The show goes on in the NFL, even in the midst of a global pandemic as the league plans its offseason programs for the post-NFL Draft period. For the Eagles, weeks of planning, collaboration, and creativity have resulted in the forming of an offseason program that will allow the players, on a voluntary basis, to take part in it virtually.
Taking their cue from the NFL and the Players Association, two entities that deserve credit for collectively agreeing to a set of rules that work for both sides as the league prepares for a 2020 season, the Eagles will begin their offseason program on April 27 – one week later than teams are permitted to begin their programs – and will last the approved nine weeks, ending on June 25. The rookie program will begin on May 11. The NFL is calling this first phase the "virtual period."
With the NovaCare Complex remaining closed and with many states still observing shelter-in-place mandates, the plan at this point is that the program will be conducted virtually, until further notice from the NFL. Many of the elements that were in place in previous years will remain. For example, in the two-week-long Phase 1 portion of the offseason, the emphasis will be on player conditioning and classroom teaching. And while exact specifics are still being planned, the Eagles – along with every team – will be limited to four hours per day with the players, four days per week. Teams are permitted to direct two hours of activity in each of those days.
In prior years, Phase 2 allowed the coaching staff to have the players on the field working without pads and without contact and players were allowed to practice "against air," meaning there were no players on the other side of the ball. Instead, teams used dummies and trash cans, in some instances, to help with the installation of the playbook part of the offseason process. Now, the virtual teaching will continue.
Still to be determined is the back end of the nine-week program, including any kind of a virtual or at-the-facility mandatory minicamp. Given the fluid nature of our country's recovery from the COVID-19 pandemic, it is possible that a virtual program continues all the way through June.
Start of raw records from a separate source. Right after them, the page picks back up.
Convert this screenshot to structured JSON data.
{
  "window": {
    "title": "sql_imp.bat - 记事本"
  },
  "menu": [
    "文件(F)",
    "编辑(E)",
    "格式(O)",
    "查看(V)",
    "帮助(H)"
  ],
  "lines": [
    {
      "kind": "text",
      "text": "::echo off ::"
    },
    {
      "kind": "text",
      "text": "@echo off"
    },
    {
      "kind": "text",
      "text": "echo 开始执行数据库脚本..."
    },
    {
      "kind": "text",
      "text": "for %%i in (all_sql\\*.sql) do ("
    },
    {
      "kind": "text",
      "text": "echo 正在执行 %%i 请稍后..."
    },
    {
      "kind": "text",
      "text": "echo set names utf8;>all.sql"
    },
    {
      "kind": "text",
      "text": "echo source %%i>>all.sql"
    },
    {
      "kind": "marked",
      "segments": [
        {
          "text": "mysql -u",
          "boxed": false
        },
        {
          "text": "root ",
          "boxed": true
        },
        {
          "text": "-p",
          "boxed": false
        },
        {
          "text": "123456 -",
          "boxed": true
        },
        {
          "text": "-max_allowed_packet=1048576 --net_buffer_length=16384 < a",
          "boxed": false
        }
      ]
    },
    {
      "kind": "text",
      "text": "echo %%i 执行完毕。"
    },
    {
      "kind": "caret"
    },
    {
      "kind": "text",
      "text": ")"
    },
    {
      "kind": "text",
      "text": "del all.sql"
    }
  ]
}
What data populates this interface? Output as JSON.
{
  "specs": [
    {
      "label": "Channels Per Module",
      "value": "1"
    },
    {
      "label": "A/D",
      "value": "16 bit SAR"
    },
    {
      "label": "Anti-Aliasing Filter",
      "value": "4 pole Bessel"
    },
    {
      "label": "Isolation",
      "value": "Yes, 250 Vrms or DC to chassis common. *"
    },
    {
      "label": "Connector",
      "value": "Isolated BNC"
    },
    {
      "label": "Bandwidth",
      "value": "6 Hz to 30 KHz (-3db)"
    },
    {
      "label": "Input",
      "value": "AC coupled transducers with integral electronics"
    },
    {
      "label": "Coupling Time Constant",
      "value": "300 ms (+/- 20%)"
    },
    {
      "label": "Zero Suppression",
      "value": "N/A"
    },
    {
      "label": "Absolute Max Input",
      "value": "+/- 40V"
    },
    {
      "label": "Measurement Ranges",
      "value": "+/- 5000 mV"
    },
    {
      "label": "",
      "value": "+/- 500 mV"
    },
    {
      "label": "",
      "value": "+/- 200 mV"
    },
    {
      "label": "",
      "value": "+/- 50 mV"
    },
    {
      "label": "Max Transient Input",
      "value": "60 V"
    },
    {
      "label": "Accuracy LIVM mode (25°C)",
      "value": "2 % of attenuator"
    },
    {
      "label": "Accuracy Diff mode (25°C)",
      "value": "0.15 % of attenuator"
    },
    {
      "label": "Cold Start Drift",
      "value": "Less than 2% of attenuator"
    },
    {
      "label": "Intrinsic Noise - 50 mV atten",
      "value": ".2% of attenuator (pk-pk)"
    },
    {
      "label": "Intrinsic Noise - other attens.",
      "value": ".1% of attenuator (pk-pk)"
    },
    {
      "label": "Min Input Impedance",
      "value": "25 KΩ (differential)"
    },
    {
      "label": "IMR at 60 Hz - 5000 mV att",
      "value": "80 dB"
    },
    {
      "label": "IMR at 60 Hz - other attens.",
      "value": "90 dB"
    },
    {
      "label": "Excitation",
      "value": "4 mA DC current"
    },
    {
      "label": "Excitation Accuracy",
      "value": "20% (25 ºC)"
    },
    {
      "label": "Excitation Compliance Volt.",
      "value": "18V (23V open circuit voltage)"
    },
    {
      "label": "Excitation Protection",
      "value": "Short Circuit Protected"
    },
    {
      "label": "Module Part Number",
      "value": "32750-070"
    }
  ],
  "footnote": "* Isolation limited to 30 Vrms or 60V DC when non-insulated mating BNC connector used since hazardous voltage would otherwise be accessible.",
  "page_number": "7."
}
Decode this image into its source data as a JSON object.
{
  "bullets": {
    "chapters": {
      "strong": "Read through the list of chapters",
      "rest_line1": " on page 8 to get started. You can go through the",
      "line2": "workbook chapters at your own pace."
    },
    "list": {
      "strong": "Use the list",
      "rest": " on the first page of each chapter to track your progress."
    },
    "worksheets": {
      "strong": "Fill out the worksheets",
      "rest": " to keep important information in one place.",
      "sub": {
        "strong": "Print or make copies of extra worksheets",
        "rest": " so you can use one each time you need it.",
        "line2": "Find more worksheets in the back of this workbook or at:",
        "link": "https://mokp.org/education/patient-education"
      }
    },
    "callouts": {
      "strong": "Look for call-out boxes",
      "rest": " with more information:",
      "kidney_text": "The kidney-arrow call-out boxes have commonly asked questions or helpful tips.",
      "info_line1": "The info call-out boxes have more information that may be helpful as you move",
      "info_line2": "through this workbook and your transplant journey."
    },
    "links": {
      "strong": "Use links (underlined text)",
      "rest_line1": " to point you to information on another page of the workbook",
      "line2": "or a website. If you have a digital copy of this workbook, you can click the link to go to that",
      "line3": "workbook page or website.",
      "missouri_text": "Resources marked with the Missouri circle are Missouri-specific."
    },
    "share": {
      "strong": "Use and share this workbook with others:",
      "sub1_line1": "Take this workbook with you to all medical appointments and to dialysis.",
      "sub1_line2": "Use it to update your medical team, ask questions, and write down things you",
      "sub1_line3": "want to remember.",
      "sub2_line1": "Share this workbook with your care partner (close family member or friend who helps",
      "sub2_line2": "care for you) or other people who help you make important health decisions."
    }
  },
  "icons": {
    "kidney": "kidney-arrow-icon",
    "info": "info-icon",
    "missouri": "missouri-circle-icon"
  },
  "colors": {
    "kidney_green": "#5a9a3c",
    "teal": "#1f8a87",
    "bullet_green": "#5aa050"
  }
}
The league and teams have acknowledged that the first priority is staying safe and protecting the community.
The Eagles have been preparing for this, as well as the NFL Draft, for many weeks. Head Coach Doug Pederson will try to recreate the successful classroom setting at the NovaCare Complex in a virtual manner where the position coaches and even the coordinators are able to share, through the Microsoft Teams platform, the X's and O's of the playbook to the players who voluntarily want to participate in the program.
Additionally, the league is permitting teams to provide workout equipment for voluntary use by quarantining players, up to a certain dollar threshold. Players won't have full gyms provided for them, but if they are in need of equipment such as bands or hand weights, the club is permitted to send them a limited number of items. It's important, then, that the Eagles identify how players are living now – big houses, small apartments, access to fields, etc. – as they determine what equipment can best serve the player as he pursues workouts away from the club.
The goal from the league and the Players Association was to provide a level playing field for every team and every player, and the two sides have achieved that mission with comprehensive rules covering all aspects of the virtual offseason program. The NFL Draft has taken center stage, and rightfully so, but there is much more planning at hand as the Eagles start their offseason program on April 27 that gives every player a chance to participate and virtually meet the new members of the coaching staff and dig in on the X's and O's for 2020.
First, though, is the 2020 NFL Draft, which runs this Thursday through Saturday. The Eagles have eight selections in the draft, their first No. 21 in the opening round.